Thorick couldn’t help getting a little vertigo by climbing the stairs, for they lined the wall of this shaft as they spiraled towards the top. Hundreds of corridors led from the staircase to different parts of the structure. As he got to the top waiting chamber, the dwarf was quit out of breath and was a little glad that the two guards stopped him before entering.

“What is your purpose here? “ asked the senior of the two guards.

“I was called by the council, more importantly I was asked for by Regdor Morlaki to come and meet with him.” Thorick replied breathlessly. The Senior guard nodded to the other, which entered the room. The guard came out a moment later and said, nodding towards a nearby empty room “They are in Counsel right at the moment, and you can wait in there.”

The room provided an excellent view of the Marketplace below. From above, the land looked like an Elder God had taken a giant corkscrew and twisted it into the earth below. The valley in which the marketplace and the Sentinel sat was a byproduct of dwarven mining. It was an old strip-mine. Most visitors that came here could never tell, for peoples shops and houses lined the spiraling, every widening road upwards. Were there was gaps in the terrain, the Dwarven masons had used the mining debris to make fortified walls so it looked like on big bowl.

Like I said, I didn’t get very far. I should just start on it again and just go for it. With enough prompting I just might. But as of the moment, it’s something that is always there that my fickleness can always come back too.

Thursday, December 10, 2009

"You have to know where you are to know where you need to go" - Me

Where I’m at, its finally frozen and winter has finally settled in like an old, cold hearted hag.
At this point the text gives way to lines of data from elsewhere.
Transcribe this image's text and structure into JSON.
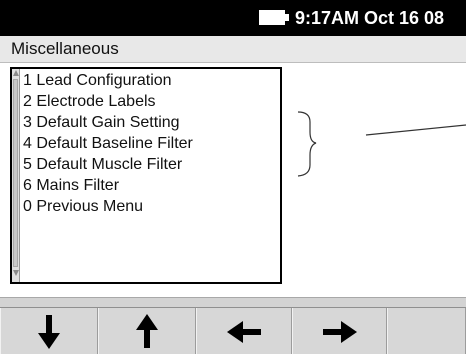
{
  "status_bar": {
    "time_date": "9:17AM Oct 16 08",
    "battery_icon": "battery-icon"
  },
  "title_bar": {
    "title": "Miscellaneous"
  },
  "menu": {
    "items": [
      {
        "label": "1 Lead Configuration"
      },
      {
        "label": "2 Electrode Labels"
      },
      {
        "label": "3 Default Gain Setting"
      },
      {
        "label": "4 Default Baseline Filter"
      },
      {
        "label": "5 Default Muscle Filter"
      },
      {
        "label": "6 Mains Filter"
      },
      {
        "label": "0 Previous Menu"
      }
    ]
  },
  "softkeys": [
    {
      "icon": "arrow-down-icon"
    },
    {
      "icon": "arrow-up-icon"
    },
    {
      "icon": "arrow-left-icon"
    },
    {
      "icon": "arrow-right-icon"
    },
    {
      "icon": ""
    }
  ],
  "colors": {
    "status_bar_bg": "#000000",
    "title_bar_bg": "#e8e8e8",
    "softkey_bg": "#d3d3d3"
  }
}
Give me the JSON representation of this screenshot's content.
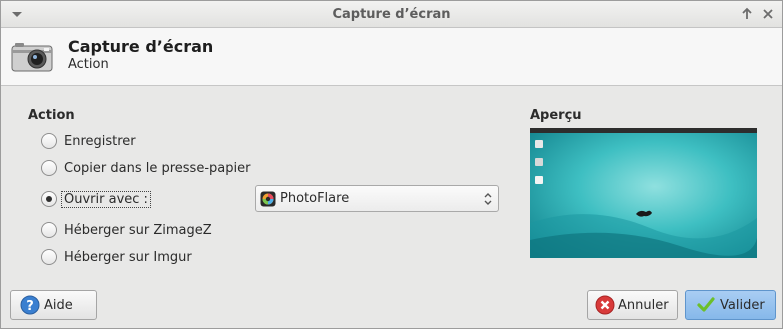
{
  "window": {
    "title": "Capture d’écran"
  },
  "header": {
    "title": "Capture d’écran",
    "subtitle": "Action",
    "icon": "camera-icon"
  },
  "action_section": {
    "title": "Action",
    "options": [
      {
        "label": "Enregistrer",
        "selected": false
      },
      {
        "label": "Copier dans le presse-papier",
        "selected": false
      },
      {
        "label": "Ouvrir avec :",
        "selected": true
      },
      {
        "label": "Héberger sur ZimageZ",
        "selected": false
      },
      {
        "label": "Héberger sur Imgur",
        "selected": false
      }
    ],
    "open_with_app": "PhotoFlare"
  },
  "preview_section": {
    "title": "Aperçu"
  },
  "buttons": {
    "help": "Aide",
    "cancel": "Annuler",
    "validate": "Valider"
  },
  "colors": {
    "primary_button": "#8dbdec",
    "cancel_icon": "#d83a3a",
    "validate_icon": "#6cbf2a",
    "help_icon": "#3a7fd0"
  }
}
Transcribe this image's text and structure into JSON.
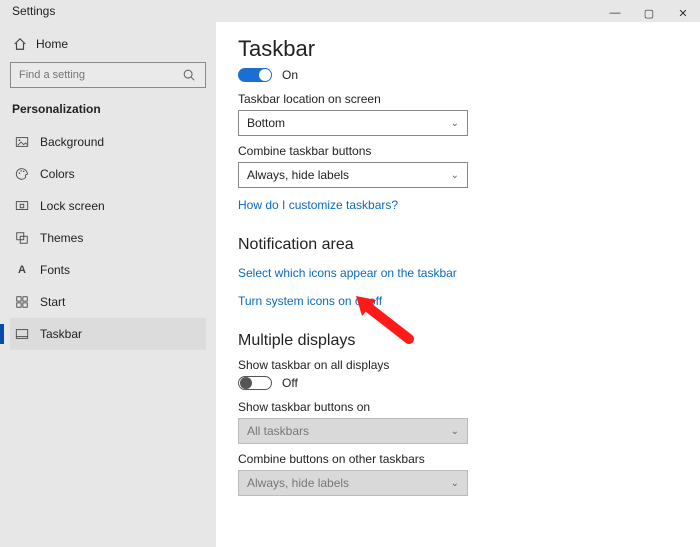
{
  "titlebar": {
    "title": "Settings"
  },
  "home": {
    "label": "Home"
  },
  "search": {
    "placeholder": "Find a setting"
  },
  "category": {
    "label": "Personalization"
  },
  "nav": {
    "items": [
      {
        "label": "Background"
      },
      {
        "label": "Colors"
      },
      {
        "label": "Lock screen"
      },
      {
        "label": "Themes"
      },
      {
        "label": "Fonts"
      },
      {
        "label": "Start"
      },
      {
        "label": "Taskbar"
      }
    ]
  },
  "page": {
    "title": "Taskbar",
    "toggle_main": {
      "state": "On"
    },
    "location": {
      "label": "Taskbar location on screen",
      "value": "Bottom"
    },
    "combine": {
      "label": "Combine taskbar buttons",
      "value": "Always, hide labels"
    },
    "customize_link": "How do I customize taskbars?",
    "notif_heading": "Notification area",
    "notif_link1": "Select which icons appear on the taskbar",
    "notif_link2": "Turn system icons on or off",
    "multi_heading": "Multiple displays",
    "multi_show_label": "Show taskbar on all displays",
    "multi_show_state": "Off",
    "multi_buttons": {
      "label": "Show taskbar buttons on",
      "value": "All taskbars"
    },
    "multi_combine": {
      "label": "Combine buttons on other taskbars",
      "value": "Always, hide labels"
    }
  }
}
And that makes me sort of sad. I love the cold, but I hate the snow that comes with it. But until it starts to warm up again, I don’t see myself wearing my Kilt.
I did a blog about my Kilt a few months back, and I have come to love the thing. When the weather finally gets warm enough so that I don’t risk anything falling off to frost burn, I’m going to try wearing it every couple weeks. It’s really mighty comfortable. Even with the weird stares I get while wearing it. Sometimes I like the stares, because deep down I know what they're missing.
There’s a sense of wild freedom and abandonment that one can’t achieve with shorts or pants alone. And the range of flexibility and movement is amazing. All you dress wearers know what I’m talking about! All I doubt should try on a dress or skirt to see what I’m talking about. Don’t deny wanting too.
But anyways, I had a good conversation with a good friend the other day. We talked about a few things, and we touched upon me losing weight, and what was kind of the motivation behind it. Ever since I had the “What the Hell am I doing to myself?” moment that started all this, I’ve been rather kind of contemplative. I told said friend I had to know where I was to know where I had to go. And it’s been a good, productive trip since I realized where I was. Since the beginning of July, I’ve lost 80 pounds. It hasn’t been all fun and games. It hast been easy. Trust me, giving up drinking at least a liter of soda and eating a lot wasn’t easy or fun.
It’s come with a life style change that I’m surprised I made. I’ve always had people nag me that I needed to lose weight, and deep down I know they were right, but I never changed. But in July, something just finally snapped. From somewhere, I got the desire to make it happen, because I was sick of what I had become. I’m walking away with a new respect for that particular emotion. Without desire, who would you be? Where would you be without the ever driving emotion?
But without dedication, desire can get you so far. I’ve witnessed that first hand. I haven’t made the best food choices lately, and I think that’s why my weight has stabilized recently. I didn’t go back to the way I was eating before, but still I could do better. Now to recommit and start the right path again. I’ve got about 120 more pounds I want to lose, and they aren’t going to work themselves off. And to all you nay Sayers that think I’m not going to make, you might be right. But I’m going to try my damndest to get there. So cheer me on or get out of the way!